A Time to Mourn — Not to Score Points

A boy died in a Philly school. Can we take a moment to mourn before starting the political argument?


Can we take a timeout?

Let me first admit: I’m part of the problem.

Many times in my journalism career, something big, important, and tragic has happened, and my job has been to call somebody as soon as possible — a mother, perhaps, or an “expert” — and ask them, in essence: “What do you think?”

It’s always felt ghoulish. But I’ve done the job anyway, in part because you’d be surprised how often people actually want to talk. Often, though, it’s been too soon to talk. If you’ve just lost a close relative, for example, you might still be processing a billion different emotions at once. If you’re an expert, you probably don’t have enough facts to weigh in with a considered judgment.

Processes take time. Conclusions usually need to wait. But we live in a world full of insta-opinions and flash polls. Like I said: I’m part of the problem.

Which brings us to Wednesday night, and the horrible, awful death of a 7-year-old boy at Jackson Elementary School in South Philadelphia.

The first coverage of the story pointed out an important detail — there was no full-time school nurse on duty at the time the boy collapsed — and noted that many such positions have fallen prey to budget cuts in recent years. What it did not conclude — what nobody has been able to definitively conclude, even more than 24 hours later — is whether that nurse would’ve saved the boy. Jackson’s usual nurse believes she might’ve been able to; the fact that doctors at CHOP were apparently were stumped as to the cause of death seems like it should belie such certainty, at least in the short-term.

Instead of humility in the face of unexpected tragedy, though, what we got was adults screaming at each other.

Not literally, thank God. But Wednesday night’s Twitter fight between public schools activist Helen Gym and School Reform Chairman Bill Green was the digital equivalent of a screaming match over a cooling body at the morgue — ugly, unnecessary, and, at the very best, premature.
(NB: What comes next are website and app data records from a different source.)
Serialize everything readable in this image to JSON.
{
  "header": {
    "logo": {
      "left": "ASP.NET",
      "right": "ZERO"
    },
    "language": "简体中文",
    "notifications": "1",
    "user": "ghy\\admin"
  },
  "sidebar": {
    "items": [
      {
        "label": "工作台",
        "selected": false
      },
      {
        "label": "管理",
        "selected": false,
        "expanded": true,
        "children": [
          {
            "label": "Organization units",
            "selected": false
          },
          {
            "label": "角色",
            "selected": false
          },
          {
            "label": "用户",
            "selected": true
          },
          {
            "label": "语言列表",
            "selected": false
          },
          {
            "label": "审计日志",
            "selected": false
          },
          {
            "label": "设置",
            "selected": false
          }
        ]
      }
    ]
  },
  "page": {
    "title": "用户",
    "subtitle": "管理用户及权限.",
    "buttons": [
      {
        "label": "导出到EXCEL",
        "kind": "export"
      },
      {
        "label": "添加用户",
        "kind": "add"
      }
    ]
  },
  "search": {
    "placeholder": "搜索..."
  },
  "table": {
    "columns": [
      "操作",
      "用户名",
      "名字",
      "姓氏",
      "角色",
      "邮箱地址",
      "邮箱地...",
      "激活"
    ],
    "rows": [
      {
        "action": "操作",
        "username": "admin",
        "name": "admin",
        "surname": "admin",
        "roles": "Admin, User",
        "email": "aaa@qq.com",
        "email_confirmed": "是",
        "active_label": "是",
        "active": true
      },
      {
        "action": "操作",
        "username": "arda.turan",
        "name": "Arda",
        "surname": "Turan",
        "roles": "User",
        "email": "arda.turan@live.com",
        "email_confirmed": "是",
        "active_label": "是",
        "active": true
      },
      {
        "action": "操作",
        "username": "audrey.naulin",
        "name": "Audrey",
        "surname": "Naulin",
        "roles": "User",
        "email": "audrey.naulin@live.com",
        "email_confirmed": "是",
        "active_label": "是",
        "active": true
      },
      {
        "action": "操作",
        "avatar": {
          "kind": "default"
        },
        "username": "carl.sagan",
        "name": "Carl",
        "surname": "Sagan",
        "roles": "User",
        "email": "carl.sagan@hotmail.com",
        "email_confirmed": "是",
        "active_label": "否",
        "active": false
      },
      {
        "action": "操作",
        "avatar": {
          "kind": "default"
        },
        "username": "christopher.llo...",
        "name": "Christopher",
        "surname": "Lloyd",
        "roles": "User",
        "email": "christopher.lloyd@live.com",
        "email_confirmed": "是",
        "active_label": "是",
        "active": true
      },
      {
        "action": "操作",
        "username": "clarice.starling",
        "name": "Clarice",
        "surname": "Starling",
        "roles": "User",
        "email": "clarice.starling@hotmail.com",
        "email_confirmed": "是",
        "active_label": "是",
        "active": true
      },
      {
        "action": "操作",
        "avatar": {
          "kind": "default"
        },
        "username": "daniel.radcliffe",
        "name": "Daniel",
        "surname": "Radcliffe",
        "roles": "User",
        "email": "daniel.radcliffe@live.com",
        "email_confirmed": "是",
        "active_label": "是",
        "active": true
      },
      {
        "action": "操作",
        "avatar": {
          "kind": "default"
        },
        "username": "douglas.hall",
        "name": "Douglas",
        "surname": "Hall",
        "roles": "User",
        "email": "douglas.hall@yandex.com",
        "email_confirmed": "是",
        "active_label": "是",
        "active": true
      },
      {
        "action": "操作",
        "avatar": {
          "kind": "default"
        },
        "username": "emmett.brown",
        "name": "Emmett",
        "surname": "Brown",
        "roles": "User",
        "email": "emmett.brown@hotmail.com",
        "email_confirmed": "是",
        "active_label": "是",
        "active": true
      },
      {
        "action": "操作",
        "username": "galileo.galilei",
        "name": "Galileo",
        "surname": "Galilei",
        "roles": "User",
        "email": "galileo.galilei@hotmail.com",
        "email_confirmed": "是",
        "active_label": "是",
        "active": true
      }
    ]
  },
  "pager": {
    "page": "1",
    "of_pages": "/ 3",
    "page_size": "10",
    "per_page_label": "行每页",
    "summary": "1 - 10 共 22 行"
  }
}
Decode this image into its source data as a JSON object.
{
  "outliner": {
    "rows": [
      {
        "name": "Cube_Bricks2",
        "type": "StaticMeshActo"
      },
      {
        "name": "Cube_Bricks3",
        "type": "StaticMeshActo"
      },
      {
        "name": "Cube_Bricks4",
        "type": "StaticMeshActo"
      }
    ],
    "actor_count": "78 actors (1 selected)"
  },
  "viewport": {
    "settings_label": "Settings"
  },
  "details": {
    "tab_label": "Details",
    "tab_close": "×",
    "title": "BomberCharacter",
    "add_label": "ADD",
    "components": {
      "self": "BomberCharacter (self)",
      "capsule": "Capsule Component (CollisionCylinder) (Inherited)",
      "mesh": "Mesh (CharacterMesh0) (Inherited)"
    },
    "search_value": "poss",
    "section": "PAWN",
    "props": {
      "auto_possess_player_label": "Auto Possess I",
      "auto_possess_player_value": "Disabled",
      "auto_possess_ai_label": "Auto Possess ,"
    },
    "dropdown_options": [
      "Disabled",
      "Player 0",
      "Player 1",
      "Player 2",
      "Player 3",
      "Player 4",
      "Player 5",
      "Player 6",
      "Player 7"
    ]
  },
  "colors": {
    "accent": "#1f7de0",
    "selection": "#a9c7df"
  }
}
The less said about the fight, the better — you can get the gist of it at the Twitter links I just provided — but to sum up: Gym blamed the district’s leadership (including Green) for not providing sufficient funding to schools; Green accused Gym of “throwing stones” and of being counterproductive during school funding fights.

It would’ve been better had everybody taken a deep breath.

Don’t misunderstand: There will come a time, very soon, for answers. Maybe even blame, and anger, and rage.

But the right thing to do in the face of the most horrible thing that can happen — and there is nothing at all on earth worse or more heartbreaking than the death of a child — is to wait at least one second before screaming, to walk away before throwing pottery, because the magnitude of that tragedy is roughly infinity-times bigger than whatever point-scoring or political victory might be gained from pressing the advantage rightthisverysecond.

The right thing to do is mourn, if only for a minute. Maybe hug the child nearest you. Say a prayer, even.

I like both Helen Gym and Bill Green. Both of them, I believe, are sincere in their (differing) desires to create the best and safest-possible schools for Philly students. Gym is an activist; Green a politician. Neither would’ve made any headway in their respective paths had they been inclined to keep quiet. That can be admirable.

It just would’ve been nice if they’d taken a moment of silence before resuming the fight. Hell, we do it in our baseball games when an old player passes away. Why can’t we do it in our politics?

It won’t be long before we have a better understanding of why a first-grade boy died at Jackson Elementary. We’ll have a better idea if funding cuts are to blame. (Gym, for what it’s worth, probably has the better of the argument: State rules say every child should have access to a school nurse.) If they are, we should hang the shame of it around the neck of every responsible public official. Until we’re secure in that understanding, though, maybe we can take that moment of silence. The fight will always be there, ready to be resumed.

Follow @JoelMMathis on Twitter.